Task directions ::
If a line below contains the string "true", return that line.

Data for the task ::
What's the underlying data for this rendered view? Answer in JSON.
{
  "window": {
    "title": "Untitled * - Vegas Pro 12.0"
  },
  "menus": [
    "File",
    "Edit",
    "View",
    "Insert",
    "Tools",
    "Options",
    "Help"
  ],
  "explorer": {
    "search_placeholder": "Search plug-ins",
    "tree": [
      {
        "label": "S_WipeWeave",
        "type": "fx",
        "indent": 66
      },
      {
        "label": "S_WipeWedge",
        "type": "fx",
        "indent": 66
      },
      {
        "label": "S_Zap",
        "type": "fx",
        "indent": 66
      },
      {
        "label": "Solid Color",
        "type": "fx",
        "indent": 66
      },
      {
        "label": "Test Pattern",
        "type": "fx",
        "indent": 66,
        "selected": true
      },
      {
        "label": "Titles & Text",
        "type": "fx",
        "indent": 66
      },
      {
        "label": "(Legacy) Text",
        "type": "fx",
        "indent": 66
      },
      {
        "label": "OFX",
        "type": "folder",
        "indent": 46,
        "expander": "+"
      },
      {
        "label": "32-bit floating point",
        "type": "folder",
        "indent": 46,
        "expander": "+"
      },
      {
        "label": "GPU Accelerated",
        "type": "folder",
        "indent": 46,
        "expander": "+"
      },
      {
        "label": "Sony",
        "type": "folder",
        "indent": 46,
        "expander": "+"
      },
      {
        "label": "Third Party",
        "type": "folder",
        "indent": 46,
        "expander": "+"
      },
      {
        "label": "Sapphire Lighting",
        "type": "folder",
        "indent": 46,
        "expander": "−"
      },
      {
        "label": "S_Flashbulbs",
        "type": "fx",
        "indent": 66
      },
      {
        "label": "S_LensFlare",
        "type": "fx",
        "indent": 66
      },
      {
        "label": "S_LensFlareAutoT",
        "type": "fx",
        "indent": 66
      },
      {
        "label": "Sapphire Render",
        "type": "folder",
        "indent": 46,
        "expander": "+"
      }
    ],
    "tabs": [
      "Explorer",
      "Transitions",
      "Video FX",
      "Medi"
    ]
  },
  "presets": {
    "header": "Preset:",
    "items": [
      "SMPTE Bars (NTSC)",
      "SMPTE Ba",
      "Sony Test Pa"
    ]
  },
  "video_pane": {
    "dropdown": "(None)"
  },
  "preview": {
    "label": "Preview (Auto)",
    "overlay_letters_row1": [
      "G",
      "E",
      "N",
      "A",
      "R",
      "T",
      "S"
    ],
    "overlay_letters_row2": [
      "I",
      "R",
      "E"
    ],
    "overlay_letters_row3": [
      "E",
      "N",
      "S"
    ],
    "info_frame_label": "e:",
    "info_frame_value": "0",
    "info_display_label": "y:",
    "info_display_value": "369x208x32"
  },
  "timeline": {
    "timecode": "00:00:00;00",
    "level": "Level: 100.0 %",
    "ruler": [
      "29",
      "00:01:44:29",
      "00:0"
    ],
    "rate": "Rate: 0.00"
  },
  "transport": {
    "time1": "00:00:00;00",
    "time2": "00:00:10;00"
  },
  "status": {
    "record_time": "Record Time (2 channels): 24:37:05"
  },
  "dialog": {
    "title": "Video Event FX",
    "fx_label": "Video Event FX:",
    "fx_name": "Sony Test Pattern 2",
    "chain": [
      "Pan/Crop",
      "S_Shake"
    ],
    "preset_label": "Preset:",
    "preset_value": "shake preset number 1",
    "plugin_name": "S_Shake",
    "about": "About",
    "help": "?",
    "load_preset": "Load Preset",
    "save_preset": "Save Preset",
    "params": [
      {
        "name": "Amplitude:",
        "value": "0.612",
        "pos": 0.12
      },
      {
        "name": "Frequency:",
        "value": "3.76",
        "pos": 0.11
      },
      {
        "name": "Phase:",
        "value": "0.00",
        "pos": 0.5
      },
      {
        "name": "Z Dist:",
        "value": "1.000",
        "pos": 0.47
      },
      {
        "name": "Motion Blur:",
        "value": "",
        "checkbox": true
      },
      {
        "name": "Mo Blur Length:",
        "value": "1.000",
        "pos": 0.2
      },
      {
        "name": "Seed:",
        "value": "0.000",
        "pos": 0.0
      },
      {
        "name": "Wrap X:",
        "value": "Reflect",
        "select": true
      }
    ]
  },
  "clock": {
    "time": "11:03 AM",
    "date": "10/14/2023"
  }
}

Completed task ::
        "selected": true
        "checkbox": true
        "select": true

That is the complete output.